Key cases to watch in 2018
Keep track of what’s coming up in the next 12 months with our pick of the key cases to watch in 2018.
Newcastle upon Tyne NHS Foundation Trust v Haywood
In the absence of a contractual provision, when does notice of termination take effect; when it is sent or when it is read? Judgment is expected shortly from the Supreme Court on this important practical point.
Contracts of Employment
Abrahall v Nottingham City Council and another
The Court of Appeal will soon decide whether a group of local authority employees retained a contractual right to annual increments in pay, despite accepting new terms subject to a later collective agreement that did not incorporate the entitlement.
Pimlico Plumbers v Smith and Uber BV v Aslam
Focus on the "gig economy" and the issue of employment status will continue this year with the Supreme Court hearing in Pimlico Plumbers v Smith coming up on 20 February. The Court of Appeal will hear the next instalment of the high profile case of Uber BV v Aslam in November.
Working Time and NMW
Focus Care Agency v Roberts
In March, the Court of Appeal will consider whether workers who "sleep in" are working and should be paid for the whole of their shift or only when they are awake and carrying out duties. This case is being watched especially closely by employers in the health and social care sector.
Sash Window Workshop v King
The ECJ recently held that, where an employee had never had the opportunity to take paid leave, he was entitled to payment on termination for leave accrued throughout his entire period of employment. The Court of Appeal will consider this decision and soon deliver its own Judgment on how this works under UK law.
Capita Customer Management Ltd v Ali
The EAT will soon contribute to the limited case-law on shared parental leave by deciding whether a male employee was subjected to sex discrimination when his employer refused to allow him any period of shared parental leave on full pay (when a woman on maternity leave would have received 14 weeks' full pay).
Donelien v Liberata UK Ltd
Where an employer takes 'reasonable steps' (but not every step possible) to determine whether an employee is disabled, is this enough to avoid having "constructive knowledge" of their disability.

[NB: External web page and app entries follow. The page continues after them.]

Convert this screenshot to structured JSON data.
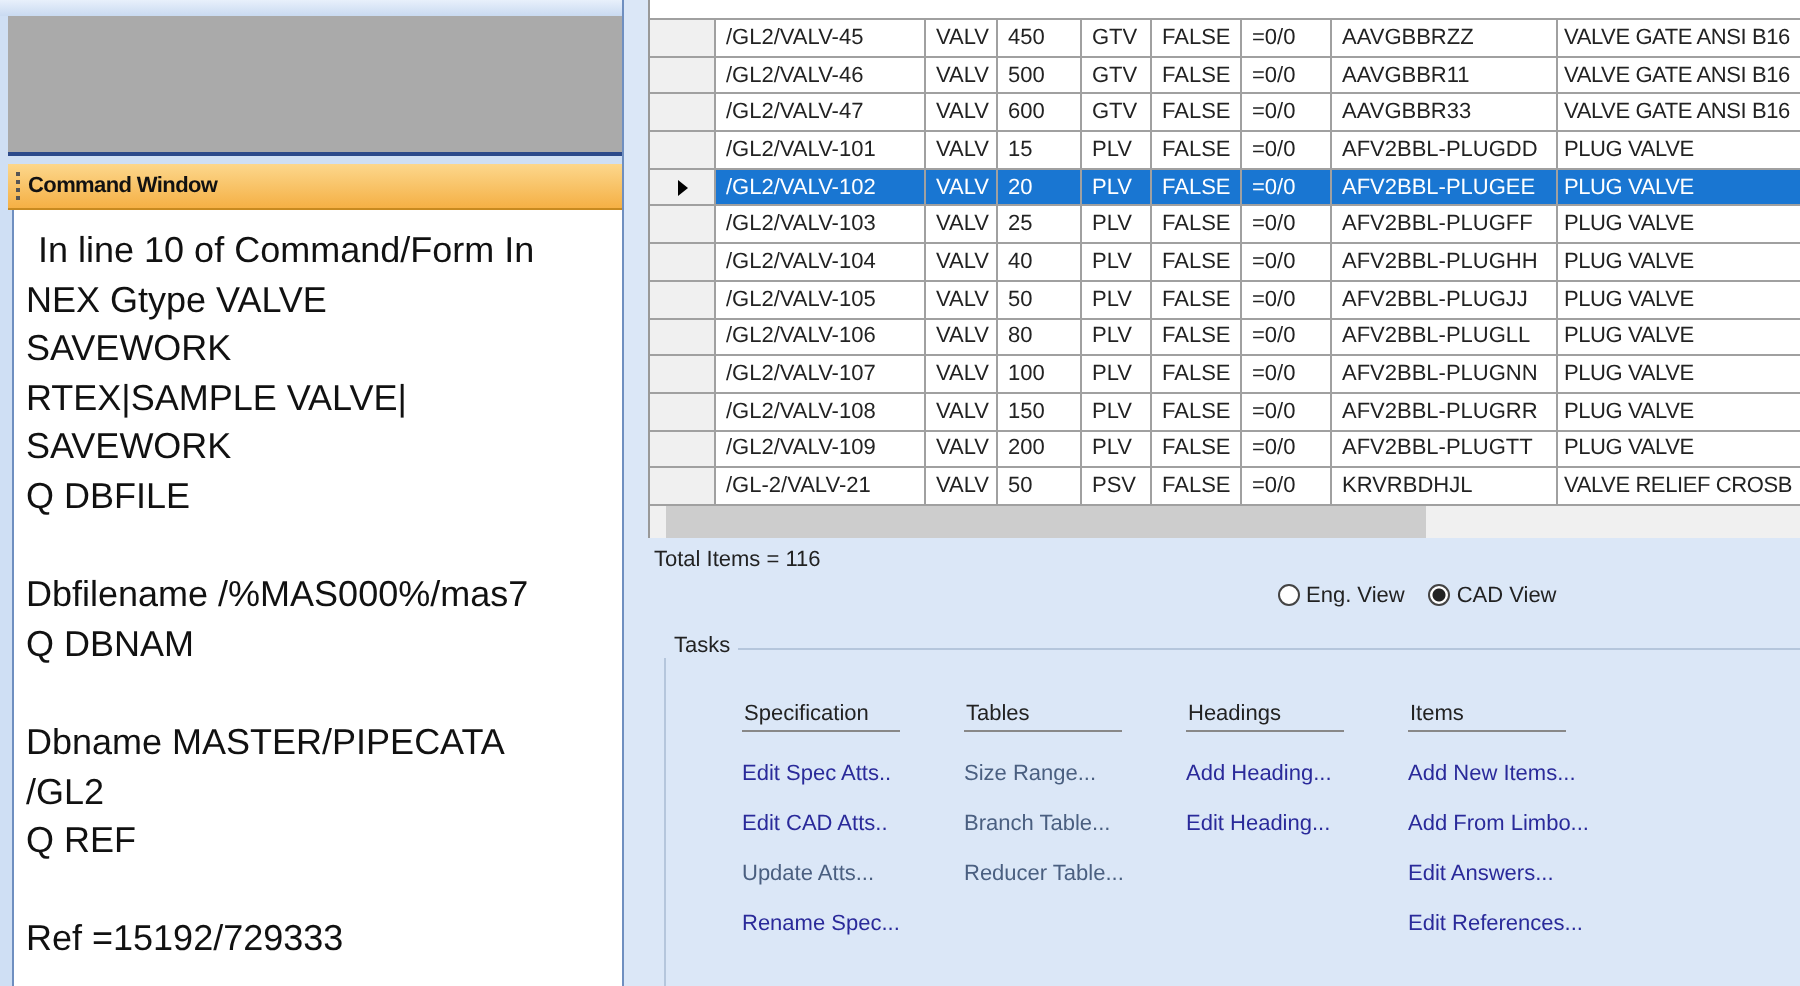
{
  "command_window": {
    "title": "Command Window",
    "lines": [
      {
        "text": "In line 10 of Command/Form In",
        "gap_before": false
      },
      {
        "text": "NEX Gtype VALVE",
        "gap_before": false
      },
      {
        "text": "SAVEWORK",
        "gap_before": false
      },
      {
        "text": "RTEX|SAMPLE VALVE|",
        "gap_before": false
      },
      {
        "text": "SAVEWORK",
        "gap_before": false
      },
      {
        "text": "Q DBFILE",
        "gap_before": false
      },
      {
        "text": "Dbfilename /%MAS000%/mas7",
        "gap_before": true
      },
      {
        "text": "Q DBNAM",
        "gap_before": false
      },
      {
        "text": "Dbname MASTER/PIPECATA",
        "gap_before": true
      },
      {
        "text": "/GL2",
        "gap_before": false
      },
      {
        "text": "Q REF",
        "gap_before": false
      },
      {
        "text": "Ref =15192/729333",
        "gap_before": true
      }
    ]
  },
  "table": {
    "rows": [
      {
        "selected": false,
        "cells": [
          "/GL2/VALV-45",
          "VALV",
          "450",
          "GTV",
          "FALSE",
          "=0/0",
          "AAVGBBRZZ",
          "VALVE GATE ANSI B16"
        ]
      },
      {
        "selected": false,
        "cells": [
          "/GL2/VALV-46",
          "VALV",
          "500",
          "GTV",
          "FALSE",
          "=0/0",
          "AAVGBBR11",
          "VALVE GATE ANSI B16"
        ]
      },
      {
        "selected": false,
        "cells": [
          "/GL2/VALV-47",
          "VALV",
          "600",
          "GTV",
          "FALSE",
          "=0/0",
          "AAVGBBR33",
          "VALVE GATE ANSI B16"
        ]
      },
      {
        "selected": false,
        "cells": [
          "/GL2/VALV-101",
          "VALV",
          "15",
          "PLV",
          "FALSE",
          "=0/0",
          "AFV2BBL-PLUGDD",
          "PLUG VALVE"
        ]
      },
      {
        "selected": true,
        "cells": [
          "/GL2/VALV-102",
          "VALV",
          "20",
          "PLV",
          "FALSE",
          "=0/0",
          "AFV2BBL-PLUGEE",
          "PLUG VALVE"
        ]
      },
      {
        "selected": false,
        "cells": [
          "/GL2/VALV-103",
          "VALV",
          "25",
          "PLV",
          "FALSE",
          "=0/0",
          "AFV2BBL-PLUGFF",
          "PLUG VALVE"
        ]
      },
      {
        "selected": false,
        "cells": [
          "/GL2/VALV-104",
          "VALV",
          "40",
          "PLV",
          "FALSE",
          "=0/0",
          "AFV2BBL-PLUGHH",
          "PLUG VALVE"
        ]
      },
      {
        "selected": false,
        "cells": [
          "/GL2/VALV-105",
          "VALV",
          "50",
          "PLV",
          "FALSE",
          "=0/0",
          "AFV2BBL-PLUGJJ",
          "PLUG VALVE"
        ]
      },
      {
        "selected": false,
        "cells": [
          "/GL2/VALV-106",
          "VALV",
          "80",
          "PLV",
          "FALSE",
          "=0/0",
          "AFV2BBL-PLUGLL",
          "PLUG VALVE"
        ]
      },
      {
        "selected": false,
        "cells": [
          "/GL2/VALV-107",
          "VALV",
          "100",
          "PLV",
          "FALSE",
          "=0/0",
          "AFV2BBL-PLUGNN",
          "PLUG VALVE"
        ]
      },
      {
        "selected": false,
        "cells": [
          "/GL2/VALV-108",
          "VALV",
          "150",
          "PLV",
          "FALSE",
          "=0/0",
          "AFV2BBL-PLUGRR",
          "PLUG VALVE"
        ]
      },
      {
        "selected": false,
        "cells": [
          "/GL2/VALV-109",
          "VALV",
          "200",
          "PLV",
          "FALSE",
          "=0/0",
          "AFV2BBL-PLUGTT",
          "PLUG VALVE"
        ]
      },
      {
        "selected": false,
        "cells": [
          "/GL-2/VALV-21",
          "VALV",
          "50",
          "PSV",
          "FALSE",
          "=0/0",
          "KRVRBDHJL",
          "VALVE RELIEF CROSB"
        ]
      }
    ]
  },
  "total_items": "Total Items = 116",
  "view_options": [
    {
      "label": "Eng. View",
      "selected": false
    },
    {
      "label": "CAD View",
      "selected": true
    }
  ],
  "tasks": {
    "title": "Tasks",
    "groups": [
      {
        "heading": "Specification",
        "links": [
          {
            "label": "Edit Spec Atts..",
            "disabled": false
          },
          {
            "label": "Edit CAD Atts..",
            "disabled": false
          },
          {
            "label": "Update Atts...",
            "disabled": true
          },
          {
            "label": "Rename Spec...",
            "disabled": false
          }
        ]
      },
      {
        "heading": "Tables",
        "links": [
          {
            "label": "Size Range...",
            "disabled": true
          },
          {
            "label": "Branch Table...",
            "disabled": true
          },
          {
            "label": "Reducer Table...",
            "disabled": true
          }
        ]
      },
      {
        "heading": "Headings",
        "links": [
          {
            "label": "Add Heading...",
            "disabled": false
          },
          {
            "label": "Edit Heading...",
            "disabled": false
          }
        ]
      },
      {
        "heading": "Items",
        "links": [
          {
            "label": "Add New Items...",
            "disabled": false
          },
          {
            "label": "Add From Limbo...",
            "disabled": false
          },
          {
            "label": "Edit Answers...",
            "disabled": false
          },
          {
            "label": "Edit References...",
            "disabled": false
          }
        ]
      }
    ]
  }
}
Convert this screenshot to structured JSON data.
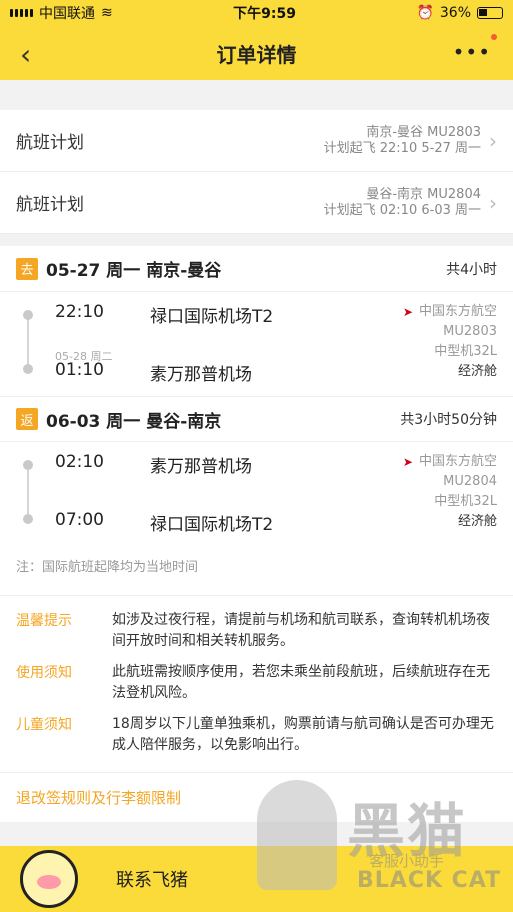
{
  "status_bar": {
    "carrier": "中国联通",
    "time": "下午9:59",
    "battery": "36%"
  },
  "nav": {
    "title": "订单详情",
    "more_label": "•••"
  },
  "plans": [
    {
      "label": "航班计划",
      "route": "南京-曼谷 MU2803",
      "schedule": "计划起飞 22:10 5-27 周一"
    },
    {
      "label": "航班计划",
      "route": "曼谷-南京 MU2804",
      "schedule": "计划起飞 02:10 6-03 周一"
    }
  ],
  "legs": [
    {
      "tag": "去",
      "title": "05-27 周一 南京-曼谷",
      "duration": "共4小时",
      "depart_time": "22:10",
      "depart_airport": "禄口国际机场T2",
      "arrive_date_note": "05-28 周二",
      "arrive_time": "01:10",
      "arrive_airport": "素万那普机场",
      "airline": "中国东方航空",
      "flight_no": "MU2803",
      "aircraft": "中型机32L",
      "cabin": "经济舱"
    },
    {
      "tag": "返",
      "title": "06-03 周一 曼谷-南京",
      "duration": "共3小时50分钟",
      "depart_time": "02:10",
      "depart_airport": "素万那普机场",
      "arrive_date_note": "",
      "arrive_time": "07:00",
      "arrive_airport": "禄口国际机场T2",
      "airline": "中国东方航空",
      "flight_no": "MU2804",
      "aircraft": "中型机32L",
      "cabin": "经济舱"
    }
  ],
  "note": "注：国际航班起降均为当地时间",
  "tips": [
    {
      "key": "温馨提示",
      "value": "如涉及过夜行程，请提前与机场和航司联系，查询转机机场夜间开放时间和相关转机服务。"
    },
    {
      "key": "使用须知",
      "value": "此航班需按顺序使用，若您未乘坐前段航班，后续航班存在无法登机风险。"
    },
    {
      "key": "儿童须知",
      "value": "18周岁以下儿童单独乘机，购票前请与航司确认是否可办理无成人陪伴服务，以免影响出行。"
    }
  ],
  "rules_link": "退改签规则及行李额限制",
  "footer": {
    "contact": "联系飞猪"
  },
  "watermark": {
    "big": "黑猫",
    "sub": "客服小助手",
    "en": "BLACK CAT"
  },
  "colors": {
    "brand_yellow": "#fbdb3a",
    "accent_orange": "#f5a623",
    "airline_red": "#d0021b"
  }
}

The Court of Appeal's decision on this difficult day to day issue is expected shortly.
Sexual Orientation Discrimination
Lee v McArthur and Ashers Baking Company Ltd
This high profile case continues in May, when the Supreme Court will decide whether bakery owners directly discriminated against a gay man by refusing to provide a cake with the slogan "Support Gay Marriage", due to their own religious beliefs. The case will shed light on how discrimination law works when two protected characteristics conflict.
Porras Guisado v Bankia SA
An Advocate General of the ECJ recently gave the thought provoking opinion that a woman is protected from discriminatory dismissal from the moment they become pregnant (even if they have not informed their employer). We wait to see how the ECJ will deal with this legal analysis (and inevitably there will be UK cases to follow to confirm how it applies in practice in the UK).
Asda Stores Ltd v Brierley and others
This long running and complex equal pay claim comes before the Court of Appeal in October. The EAT recently decided that a predominantly female group of supermarket retail employees could compare themselves to a predominantly male group of delivery depot staff for the purposes of an equal pay claim of work of equal value, even though their pay was determined in different ways and by entirely different parts of the Group of companies.